● **YOUR ASSIGNMENT**
Keep only the lines that hold the string "more", filtering out the rest of the entries below.

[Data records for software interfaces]

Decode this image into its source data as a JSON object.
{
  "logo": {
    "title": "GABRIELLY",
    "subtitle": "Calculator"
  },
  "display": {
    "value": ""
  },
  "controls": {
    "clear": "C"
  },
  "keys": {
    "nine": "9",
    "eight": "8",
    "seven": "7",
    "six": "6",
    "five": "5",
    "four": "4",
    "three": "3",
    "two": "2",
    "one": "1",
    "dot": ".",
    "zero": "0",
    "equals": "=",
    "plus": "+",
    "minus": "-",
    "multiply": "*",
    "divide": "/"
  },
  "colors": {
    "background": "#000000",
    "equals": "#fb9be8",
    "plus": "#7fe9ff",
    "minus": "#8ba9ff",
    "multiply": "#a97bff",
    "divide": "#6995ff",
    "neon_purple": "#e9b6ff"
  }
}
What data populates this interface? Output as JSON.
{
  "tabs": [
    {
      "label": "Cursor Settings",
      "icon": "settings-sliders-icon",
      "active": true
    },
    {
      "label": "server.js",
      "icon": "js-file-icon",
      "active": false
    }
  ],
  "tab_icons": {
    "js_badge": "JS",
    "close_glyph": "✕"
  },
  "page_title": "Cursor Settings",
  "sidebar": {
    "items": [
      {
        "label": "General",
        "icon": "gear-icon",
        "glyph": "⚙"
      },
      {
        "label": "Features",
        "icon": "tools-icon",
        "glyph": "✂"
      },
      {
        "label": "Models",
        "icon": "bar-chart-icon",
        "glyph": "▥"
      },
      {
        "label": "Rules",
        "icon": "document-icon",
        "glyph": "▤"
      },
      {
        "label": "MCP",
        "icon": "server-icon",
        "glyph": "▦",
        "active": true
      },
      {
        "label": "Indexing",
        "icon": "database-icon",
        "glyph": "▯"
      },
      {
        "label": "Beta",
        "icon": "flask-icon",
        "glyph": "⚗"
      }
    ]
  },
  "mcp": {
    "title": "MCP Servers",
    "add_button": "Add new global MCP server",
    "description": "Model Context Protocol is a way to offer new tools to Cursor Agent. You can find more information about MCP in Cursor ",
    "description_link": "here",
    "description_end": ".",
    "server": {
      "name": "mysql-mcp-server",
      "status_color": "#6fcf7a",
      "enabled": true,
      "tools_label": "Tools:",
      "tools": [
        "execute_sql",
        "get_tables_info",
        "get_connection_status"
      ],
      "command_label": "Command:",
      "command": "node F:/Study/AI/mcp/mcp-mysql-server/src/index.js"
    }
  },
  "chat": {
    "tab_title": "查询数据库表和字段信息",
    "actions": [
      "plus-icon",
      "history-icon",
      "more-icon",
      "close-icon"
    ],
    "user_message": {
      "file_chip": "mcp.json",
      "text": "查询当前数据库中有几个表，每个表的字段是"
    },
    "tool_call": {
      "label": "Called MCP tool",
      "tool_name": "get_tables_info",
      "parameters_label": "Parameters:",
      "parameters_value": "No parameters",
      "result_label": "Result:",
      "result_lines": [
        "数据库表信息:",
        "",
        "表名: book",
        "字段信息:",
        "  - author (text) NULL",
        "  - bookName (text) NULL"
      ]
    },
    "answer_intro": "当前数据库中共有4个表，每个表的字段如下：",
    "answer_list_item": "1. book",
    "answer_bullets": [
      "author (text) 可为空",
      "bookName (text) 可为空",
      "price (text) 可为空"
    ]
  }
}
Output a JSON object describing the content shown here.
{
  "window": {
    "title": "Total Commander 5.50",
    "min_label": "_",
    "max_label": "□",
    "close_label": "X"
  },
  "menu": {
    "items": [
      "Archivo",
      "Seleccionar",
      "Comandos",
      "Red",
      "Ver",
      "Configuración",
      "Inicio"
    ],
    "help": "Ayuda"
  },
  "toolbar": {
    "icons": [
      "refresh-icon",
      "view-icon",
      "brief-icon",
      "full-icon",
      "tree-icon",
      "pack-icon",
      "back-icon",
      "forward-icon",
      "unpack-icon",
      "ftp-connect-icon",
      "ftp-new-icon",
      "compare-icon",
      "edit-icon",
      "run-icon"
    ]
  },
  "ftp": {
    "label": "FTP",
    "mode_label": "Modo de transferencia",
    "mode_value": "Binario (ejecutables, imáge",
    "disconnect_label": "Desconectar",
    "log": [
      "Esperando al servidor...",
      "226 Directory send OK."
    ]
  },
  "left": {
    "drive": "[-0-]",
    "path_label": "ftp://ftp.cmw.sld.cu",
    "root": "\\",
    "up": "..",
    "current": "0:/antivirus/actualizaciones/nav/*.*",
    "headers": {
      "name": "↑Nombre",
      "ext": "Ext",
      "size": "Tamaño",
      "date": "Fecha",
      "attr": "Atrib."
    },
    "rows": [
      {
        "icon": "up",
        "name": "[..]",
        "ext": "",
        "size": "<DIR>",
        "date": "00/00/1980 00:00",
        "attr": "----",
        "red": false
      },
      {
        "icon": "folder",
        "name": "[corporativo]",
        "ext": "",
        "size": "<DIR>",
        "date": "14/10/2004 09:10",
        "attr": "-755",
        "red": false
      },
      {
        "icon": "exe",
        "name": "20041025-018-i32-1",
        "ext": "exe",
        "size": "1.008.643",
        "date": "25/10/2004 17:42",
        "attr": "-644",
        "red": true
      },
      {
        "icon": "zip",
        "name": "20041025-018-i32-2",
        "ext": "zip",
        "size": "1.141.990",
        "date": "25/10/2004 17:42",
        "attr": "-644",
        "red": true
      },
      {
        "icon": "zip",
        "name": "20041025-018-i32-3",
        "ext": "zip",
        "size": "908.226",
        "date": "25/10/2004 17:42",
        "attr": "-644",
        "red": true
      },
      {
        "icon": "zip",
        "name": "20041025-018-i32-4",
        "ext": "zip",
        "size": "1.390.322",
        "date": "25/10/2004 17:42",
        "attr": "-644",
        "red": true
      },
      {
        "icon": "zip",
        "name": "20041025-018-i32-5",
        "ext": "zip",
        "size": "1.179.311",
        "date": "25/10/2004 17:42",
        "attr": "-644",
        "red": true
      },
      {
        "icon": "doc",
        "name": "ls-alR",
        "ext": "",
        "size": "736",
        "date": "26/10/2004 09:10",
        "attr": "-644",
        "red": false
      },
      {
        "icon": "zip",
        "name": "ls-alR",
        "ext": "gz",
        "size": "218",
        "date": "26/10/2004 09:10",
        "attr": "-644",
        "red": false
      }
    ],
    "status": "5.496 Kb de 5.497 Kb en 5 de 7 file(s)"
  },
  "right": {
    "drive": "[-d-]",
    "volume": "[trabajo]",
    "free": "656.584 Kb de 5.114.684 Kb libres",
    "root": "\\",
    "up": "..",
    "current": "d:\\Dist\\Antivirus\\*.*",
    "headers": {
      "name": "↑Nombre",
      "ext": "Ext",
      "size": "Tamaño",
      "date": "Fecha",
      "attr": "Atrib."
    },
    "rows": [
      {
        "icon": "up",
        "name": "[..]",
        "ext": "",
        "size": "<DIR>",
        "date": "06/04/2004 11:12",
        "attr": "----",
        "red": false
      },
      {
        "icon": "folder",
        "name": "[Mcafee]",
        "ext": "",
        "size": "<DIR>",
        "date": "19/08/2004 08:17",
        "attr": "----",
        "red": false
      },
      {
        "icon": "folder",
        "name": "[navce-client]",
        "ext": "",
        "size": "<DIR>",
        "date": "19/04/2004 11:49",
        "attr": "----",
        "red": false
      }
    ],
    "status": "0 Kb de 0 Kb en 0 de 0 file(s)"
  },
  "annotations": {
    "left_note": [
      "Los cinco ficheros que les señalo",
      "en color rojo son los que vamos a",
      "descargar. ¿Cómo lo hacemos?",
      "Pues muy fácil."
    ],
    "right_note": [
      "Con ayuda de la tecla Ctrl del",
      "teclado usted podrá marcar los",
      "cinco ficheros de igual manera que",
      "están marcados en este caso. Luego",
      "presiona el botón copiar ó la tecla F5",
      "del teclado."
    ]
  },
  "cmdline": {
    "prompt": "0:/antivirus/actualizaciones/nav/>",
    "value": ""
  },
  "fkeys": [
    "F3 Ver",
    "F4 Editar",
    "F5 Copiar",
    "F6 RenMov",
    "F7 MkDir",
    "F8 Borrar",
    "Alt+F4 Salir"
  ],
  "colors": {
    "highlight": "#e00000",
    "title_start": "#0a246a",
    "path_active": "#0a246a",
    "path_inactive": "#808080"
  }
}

● **RESPONSE TO THE EXERCISE**
    "description": "Model Context Protocol is a way to offer new tools to Cursor Agent. You can find more information about MCP in Cursor ",
      "more-icon",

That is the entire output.